WANT TO WRITE A SEQUEL TO PETER PAN?
London's Great Ormond Street Hospital, which is largely supported by revenue from its ownership rights to J.M. Barrie's Peter Pan, has begun a search for a writer who can come up with a sequel to the story before the copyright on the original runs out in 2007, Reuters reported Monday. The hospital said that it is looking for established authors willing to submit a synopsis and a sample chapter.
MULTIPLEX THEATERS SHUT DOWN IN BOMBAY

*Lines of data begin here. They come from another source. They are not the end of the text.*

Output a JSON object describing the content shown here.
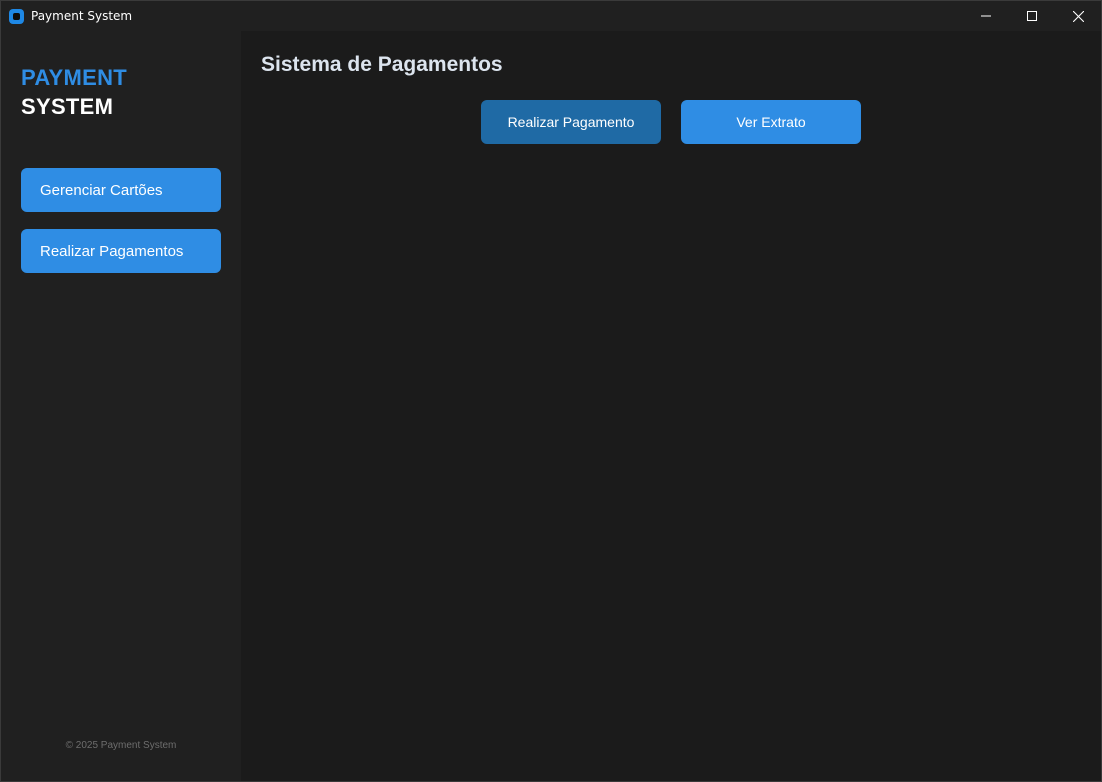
{
  "window": {
    "title": "Payment System",
    "controls": {
      "minimize_icon": "minimize-icon",
      "maximize_icon": "maximize-icon",
      "close_icon": "close-icon"
    }
  },
  "sidebar": {
    "logo_line1": "PAYMENT",
    "logo_line2": "SYSTEM",
    "items": [
      {
        "label": "Gerenciar Cartões"
      },
      {
        "label": "Realizar Pagamentos"
      }
    ],
    "footer": "© 2025 Payment System"
  },
  "main": {
    "title": "Sistema de Pagamentos",
    "buttons": {
      "pay": "Realizar Pagamento",
      "statement": "Ver Extrato"
    }
  },
  "colors": {
    "accent": "#2f8de4",
    "accent_pressed": "#1f6aa5",
    "sidebar_bg": "#202020",
    "main_bg": "#1b1b1b"
  }
}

Multiplex movie theaters in Bombay (Mumbai), India have decided to shut down during the daytime following a government directive ordering them to raise ticket prices for matinee performances, which had been going for half-price. The government directive was aimed at protecting single-theater operations. One multiplex theater owner told a local television station, "The theaters are empty [during the day]. The government should try and understand our problems."